Cash Advance Choices
Just the previous year, Galvan in the end finished repaying this lady financing. She obtained assistance from the Kansas finance Pool draw, a course powered by Roman Chatolic Charities of Northeast Kansas.
After Galvan used and is approved for the regimen, a regional financial institution decided to pay off about $1,300 that she due to payday loan providers. Inturn, she took out financing within the bank well worth the same numbers. The interest was only 7%.
Given that she’s
She does not should. Creating costs on that mortgage served build the woman credit history until, the very first time, she could borrow money for a vehicle.
“That had been an extremely huge results,” she explained, “to recognize I have this requirement, and I also can encounter that want alone.”
Your panels provides repaid $245,000 in predatory financing debts for more than 200 people at this point.
Claudette Humphrey works the main model of your panels for Roman Chatolic Charities of north Kansas in Salina. She states her plan continues in the position to help about 200 visitors if you are paying down above $212,000 in financial trouble.

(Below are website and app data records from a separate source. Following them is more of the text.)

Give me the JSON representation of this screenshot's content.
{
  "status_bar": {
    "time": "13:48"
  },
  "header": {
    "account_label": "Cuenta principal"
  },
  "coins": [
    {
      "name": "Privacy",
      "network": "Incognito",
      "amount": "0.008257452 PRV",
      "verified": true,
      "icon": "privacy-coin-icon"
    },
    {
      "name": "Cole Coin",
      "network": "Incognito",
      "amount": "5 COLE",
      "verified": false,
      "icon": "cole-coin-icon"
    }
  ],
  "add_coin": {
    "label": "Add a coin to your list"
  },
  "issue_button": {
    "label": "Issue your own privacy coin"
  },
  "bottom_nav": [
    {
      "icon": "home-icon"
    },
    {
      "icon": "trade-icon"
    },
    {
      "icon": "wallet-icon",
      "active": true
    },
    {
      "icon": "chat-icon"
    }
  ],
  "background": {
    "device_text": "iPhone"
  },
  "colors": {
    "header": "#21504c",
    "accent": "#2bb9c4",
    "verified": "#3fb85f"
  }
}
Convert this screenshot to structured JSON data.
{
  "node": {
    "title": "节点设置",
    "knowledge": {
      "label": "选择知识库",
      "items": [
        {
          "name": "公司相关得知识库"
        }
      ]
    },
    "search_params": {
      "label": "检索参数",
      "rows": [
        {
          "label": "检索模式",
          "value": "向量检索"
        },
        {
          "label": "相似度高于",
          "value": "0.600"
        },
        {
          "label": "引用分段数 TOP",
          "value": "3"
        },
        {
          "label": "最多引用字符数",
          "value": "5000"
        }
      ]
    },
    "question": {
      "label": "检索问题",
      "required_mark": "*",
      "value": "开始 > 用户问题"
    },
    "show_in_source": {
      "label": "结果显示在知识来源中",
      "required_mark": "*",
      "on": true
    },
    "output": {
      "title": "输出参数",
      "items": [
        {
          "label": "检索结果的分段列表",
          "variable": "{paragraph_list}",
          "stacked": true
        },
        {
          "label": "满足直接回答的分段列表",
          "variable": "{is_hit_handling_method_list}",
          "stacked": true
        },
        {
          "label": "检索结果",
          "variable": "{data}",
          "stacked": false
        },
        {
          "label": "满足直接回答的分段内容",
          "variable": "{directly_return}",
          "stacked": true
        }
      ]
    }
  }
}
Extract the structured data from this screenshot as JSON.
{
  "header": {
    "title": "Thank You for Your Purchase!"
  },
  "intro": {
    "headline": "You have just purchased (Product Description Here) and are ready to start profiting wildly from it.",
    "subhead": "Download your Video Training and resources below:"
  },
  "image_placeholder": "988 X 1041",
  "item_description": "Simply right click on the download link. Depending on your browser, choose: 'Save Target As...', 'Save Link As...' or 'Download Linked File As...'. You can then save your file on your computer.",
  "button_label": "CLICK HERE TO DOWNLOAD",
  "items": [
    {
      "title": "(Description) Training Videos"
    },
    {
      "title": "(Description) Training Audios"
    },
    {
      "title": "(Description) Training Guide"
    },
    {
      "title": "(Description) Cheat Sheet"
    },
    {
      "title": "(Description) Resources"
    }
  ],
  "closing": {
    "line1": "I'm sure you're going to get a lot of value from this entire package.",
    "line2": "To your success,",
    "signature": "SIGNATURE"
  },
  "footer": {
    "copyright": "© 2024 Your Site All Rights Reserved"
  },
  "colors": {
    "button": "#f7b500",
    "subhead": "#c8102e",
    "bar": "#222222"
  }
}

But it featuresn’t managed to greatly help people.
“The no. 1 need, however, we’ve got to make consumers out,” she said, “is simply because we have a limit.”
Consumers best are eligible for the Kansas debt Pool task whether they have around $2,500 in payday loan online personal debt as well really means to pay off another, low-interest finance from your bank. The computer program doesn’t wish you need to put visitors moreover through the gap whenever they furthermore struggle with debt off their resources, Humphrey mentioned.
“Sometimes, despite the fact that all of us paid that switched off, they would be upside-down in a large number of other locations,” she said. “I wouldn’t wish to you need to put an additional concern on some one.”
Humphrey does not believe this model system could be the only answer. In her own thoughts, it must be lawmakers’ responsibility to guard cash advance customers exactly the same way these people protect all users — through controlling pay day loans like standard online payday MT loans.
“What makes these businesses perhaps not kept to this the exact same standards?” she claimed. “exactly why, consequently, are actually payday and concept loan companies allowed to punish them at this type of an astronomical rate of interest for not a smart danger?”